Unfortunately, these youth are not properly groomed for politics—hence, their misperceptions that being in politics means seizing the opportunity to amass wealth. Those who get appointed to positions of trust quickly learn the ways of the “old timers” and tend to support the status quo. They participate actively in the mischief to alienate and starve their fellow youth of opportunities for self-advancement. Politics then provides a false magic carpet for such “successful youthful politicians” to ride! But it doesn’t last.
Frustration at not being relevant makes the youth vulnerable and leaves them amenable to manipulation by unscrupulous politicians and so-called pastors. The young women turn to prostitution and the police mount periodic exercises to humiliate them, not for the government to solve the problems that send them to the streets but to prove that those who are employed by the state can use the resources at their disposal against those who are solving the problem of unemployment in their own ways.
Generally, however, a good number of the youth join the brain-drain caravan; but sojourning in other lands has its own negative effects on them; and they become more frustrated to the point as to lose hope in themselves. It’s a painful reality.
My message must be clear by now. As our politicians continue to disregard the interests of the youth, they create conditions for aggression; and when the youth can no more contain the frustration, they will take to the streets. No one can foretell the extent to which such agitations can reach; but from hindsight, it shouldn’t be difficult to predict the impact.
Our politicians need to know that by refusing to implement policies that favour the youth, they are treading on dangerous quick-sand which will not bear their weight for long. And when it caves in, it will swallow them up. All that is going on is not a secret; our leaders know the scope of the problems that the youth are complaining about and must not pretend. Solving those problems doesn’t call for anything extra-ordinary but a conscientious appraisal of existing programmes and initiatives with the view to implementing useful policies.
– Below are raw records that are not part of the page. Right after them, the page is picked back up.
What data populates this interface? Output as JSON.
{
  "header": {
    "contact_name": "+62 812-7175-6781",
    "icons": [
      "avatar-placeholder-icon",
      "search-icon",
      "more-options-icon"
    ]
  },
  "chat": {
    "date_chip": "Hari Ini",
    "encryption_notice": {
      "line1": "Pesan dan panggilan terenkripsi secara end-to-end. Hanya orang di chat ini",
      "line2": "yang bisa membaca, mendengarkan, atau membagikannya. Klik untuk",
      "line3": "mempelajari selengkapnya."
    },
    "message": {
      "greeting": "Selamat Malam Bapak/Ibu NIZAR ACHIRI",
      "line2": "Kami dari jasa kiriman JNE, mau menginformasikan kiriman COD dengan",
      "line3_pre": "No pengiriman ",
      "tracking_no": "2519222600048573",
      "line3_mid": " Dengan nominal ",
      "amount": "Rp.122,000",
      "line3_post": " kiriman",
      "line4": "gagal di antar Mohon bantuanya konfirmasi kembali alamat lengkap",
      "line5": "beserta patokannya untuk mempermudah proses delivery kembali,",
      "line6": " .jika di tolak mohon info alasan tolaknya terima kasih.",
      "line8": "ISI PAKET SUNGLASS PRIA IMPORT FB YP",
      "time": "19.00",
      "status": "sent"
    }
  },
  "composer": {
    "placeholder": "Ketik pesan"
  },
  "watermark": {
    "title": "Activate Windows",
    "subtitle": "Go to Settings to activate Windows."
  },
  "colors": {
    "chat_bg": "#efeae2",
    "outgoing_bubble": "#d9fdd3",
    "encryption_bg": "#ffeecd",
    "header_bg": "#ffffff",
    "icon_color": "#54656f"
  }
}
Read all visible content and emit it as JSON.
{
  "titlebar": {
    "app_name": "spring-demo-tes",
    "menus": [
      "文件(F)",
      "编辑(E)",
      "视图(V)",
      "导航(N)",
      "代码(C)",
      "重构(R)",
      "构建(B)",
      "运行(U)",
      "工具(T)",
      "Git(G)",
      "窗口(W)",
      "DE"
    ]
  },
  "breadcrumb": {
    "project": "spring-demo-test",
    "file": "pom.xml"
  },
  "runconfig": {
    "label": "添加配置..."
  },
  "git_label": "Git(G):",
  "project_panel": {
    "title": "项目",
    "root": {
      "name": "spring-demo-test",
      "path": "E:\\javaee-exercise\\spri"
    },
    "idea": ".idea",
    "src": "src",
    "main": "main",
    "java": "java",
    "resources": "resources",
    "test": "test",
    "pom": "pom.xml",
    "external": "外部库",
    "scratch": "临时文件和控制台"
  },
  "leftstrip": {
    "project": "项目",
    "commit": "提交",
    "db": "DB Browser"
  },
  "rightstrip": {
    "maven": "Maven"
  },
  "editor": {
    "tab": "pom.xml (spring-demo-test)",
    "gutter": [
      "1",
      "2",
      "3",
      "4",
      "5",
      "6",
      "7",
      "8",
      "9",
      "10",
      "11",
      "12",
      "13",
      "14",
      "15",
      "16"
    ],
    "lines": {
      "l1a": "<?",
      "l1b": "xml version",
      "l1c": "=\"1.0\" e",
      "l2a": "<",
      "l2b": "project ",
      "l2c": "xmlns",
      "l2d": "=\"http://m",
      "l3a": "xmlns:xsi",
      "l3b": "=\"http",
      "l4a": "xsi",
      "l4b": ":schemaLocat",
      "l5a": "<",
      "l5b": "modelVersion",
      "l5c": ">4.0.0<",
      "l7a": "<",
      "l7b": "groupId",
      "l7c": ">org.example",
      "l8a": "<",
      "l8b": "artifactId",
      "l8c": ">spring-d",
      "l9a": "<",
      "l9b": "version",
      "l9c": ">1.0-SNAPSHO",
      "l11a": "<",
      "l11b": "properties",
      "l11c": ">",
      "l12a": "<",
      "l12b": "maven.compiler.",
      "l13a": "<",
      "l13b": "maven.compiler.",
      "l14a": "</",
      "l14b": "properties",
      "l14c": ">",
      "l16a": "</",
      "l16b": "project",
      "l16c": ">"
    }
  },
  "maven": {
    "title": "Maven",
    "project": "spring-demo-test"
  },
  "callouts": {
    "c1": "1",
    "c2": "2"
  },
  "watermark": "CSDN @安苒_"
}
It is not too late to do what will make the youth take charge of their own lives and become competent caretakers of our country. Is anybody listening, at all?